- Dogs, being perfect sniffers in nature have to adjust to the surrounding scent. Moving into a new house would be way better in this case. Previously occupied houses still have the previous occupants scent which could be confusing to your dog (s). Experienced dog trainer Tonya Williams offers some deep advice to counter this problem. The solution is that when you arrive at your new home, take some time to walk your dog (s) on a leash and harness around the new yard. This allows plenty of sniffing. You should also take some quality time with your dog(s) before you unpack. When you go to unpack, put someone in charge of the dog(s) to completely trace its whereabouts in the new environment and to ensure that the dog doesn’t run off”.
- Bring along some of the dogs personal items like blankets and toys to provide them with a sense of home.

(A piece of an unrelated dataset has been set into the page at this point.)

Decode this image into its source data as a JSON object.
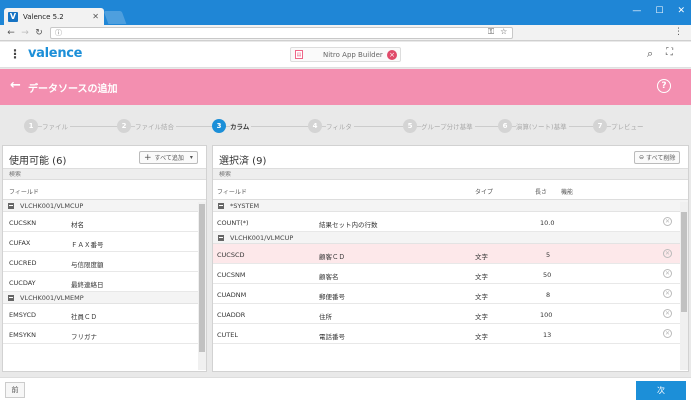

- Adopt a new routine quick; try to familiarize the new routine to the previous one. This guarantees you quick adjustment to the routine and new environment by your dog (s).
Handicapped dogs; relocating with your handicapped dog tips by Interstate Removalists Sydney

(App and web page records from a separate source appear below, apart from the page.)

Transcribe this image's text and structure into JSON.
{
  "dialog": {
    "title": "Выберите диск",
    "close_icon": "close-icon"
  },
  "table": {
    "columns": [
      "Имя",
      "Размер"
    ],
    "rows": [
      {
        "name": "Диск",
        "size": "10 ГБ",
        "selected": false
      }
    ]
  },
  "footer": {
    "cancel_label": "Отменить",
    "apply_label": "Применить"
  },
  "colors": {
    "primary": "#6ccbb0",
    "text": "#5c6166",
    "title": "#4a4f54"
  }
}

I felt an urge to share this topic with you guys, it’s quite a sensitive and surprisingly ignored topic. In recent years, people and organisations have come up with good solutions to cater for handicapped dogs. Dog wheelchairs, straps and leg splints are some of the solutions depending on the specific inability of the dog(s). Removalist companies, Interstate Removalists Sydney for example have also engaged in caring for you handicapped dogs where they ease the move out process by provision of special carriers and favourable move out routines. Moving out with a handicapped dog may be a little bit more nagging than normal dog situations but worry not! I’ve got some tips on how to move out with your handicapped dog.
- Dog carts; some innovate product that helps your dog in movement. Usually used in cases of spine injury where the back limbs fail to work. The carts are built based on custom measures for each specific dog. During the move out the dog cart allows you to maintain normal living conditions such as walks and little bit exercises. A lot easier than holding your dog in your arms all along, and who knows. it might be a pit bull!!

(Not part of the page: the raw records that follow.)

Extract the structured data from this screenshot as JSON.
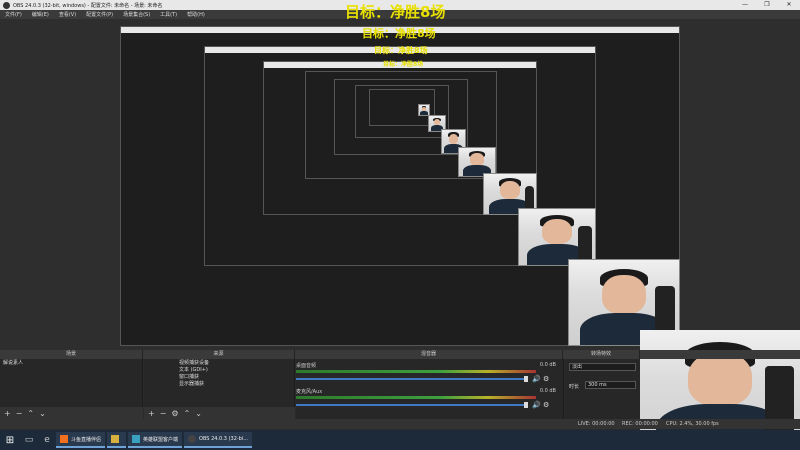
{
  "window": {
    "title": "OBS 24.0.3 (32-bit, windows) - 配置文件: 未命名 - 场景: 未命名",
    "controls": [
      "—",
      "❐",
      "✕"
    ]
  },
  "menu": [
    "文件(F)",
    "编辑(E)",
    "查看(V)",
    "配置文件(P)",
    "场景集合(S)",
    "工具(T)",
    "帮助(H)"
  ],
  "overlay": {
    "goal_text": "目标：净胜8场"
  },
  "docks": {
    "scenes_title": "场景",
    "sources_title": "来源",
    "mixer_title": "混音器",
    "transitions_title": "转场特效"
  },
  "scenes": [
    {
      "name": "解说素人"
    }
  ],
  "sources": [
    {
      "name": "视频捕获设备"
    },
    {
      "name": "文本 (GDI+)"
    },
    {
      "name": "窗口捕获"
    },
    {
      "name": "显示器捕获"
    }
  ],
  "mixer": [
    {
      "name": "桌面音频",
      "db": "0.0 dB"
    },
    {
      "name": "麦克风/Aux",
      "db": "0.0 dB"
    }
  ],
  "transitions": {
    "selected": "淡出",
    "duration_label": "时长",
    "duration_value": "300 ms"
  },
  "status": {
    "live": "LIVE: 00:00:00",
    "rec": "REC: 00:00:00",
    "cpu": "CPU: 2.4%, 30.00 fps"
  },
  "taskbar": {
    "apps": [
      {
        "label": "斗鱼直播伴侣",
        "color": "#f07020"
      },
      {
        "label": "",
        "color": "#d8b040"
      },
      {
        "label": "英雄联盟客户端",
        "color": "#3aa0c0"
      },
      {
        "label": "OBS 24.0.3 (32-bi...",
        "color": "#444"
      }
    ]
  },
  "tools": {
    "add": "+",
    "remove": "−",
    "up": "⌃",
    "down": "⌄",
    "settings": "⚙"
  }
}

- Rear and front harness that supports your handicapped dog by the abdomen and eases its ability to urinate and defecate.
- Leg splints; this is used on dogs with injuries on their lower limbs. The soft lining will help keep your dog comfortable during the move out process.
- Pet boots; very suitable for handicapped dogs to prevent them from getting into contact with mud, broken glass or slippery surfaces during the move.
- Have a fair routine. The mobility of handicapped dogs may be much harder and slower. You need to plan out a simple routine that favours your pet dog in terms of time. Longer breaks and more stops for both feeding and medication if required to be introduced. In case you have more than one dog where the rest may not be handicapped, the extra time provided could be used for exercise / rest. Take a friend or partner to help you handle both dogs since handicapped dogs require more attention.
- Get all the medications right. If your dog is under any medical schedule, set your routine to include these hours and make sure you have all the medications with you close and in the correct entities. Medication can be done during feeding breaks or during rests.
- Confirm with your vet. If it’s safe to travel with your dog. Proper advice will be given depending on the distance of travel. Feel free to ask questions about any danger posed to your dog by the movement and request for possible solutions. A much better but equally expensive way would be to travel with your private vet to your new location where he’d take care of all your dog needs during the travel.
Your dog(s) should already be adapting to the new environment by the end of the first week. This however, will not apply to all dogs. Be patient with your dog as it adjusts itself to the changes.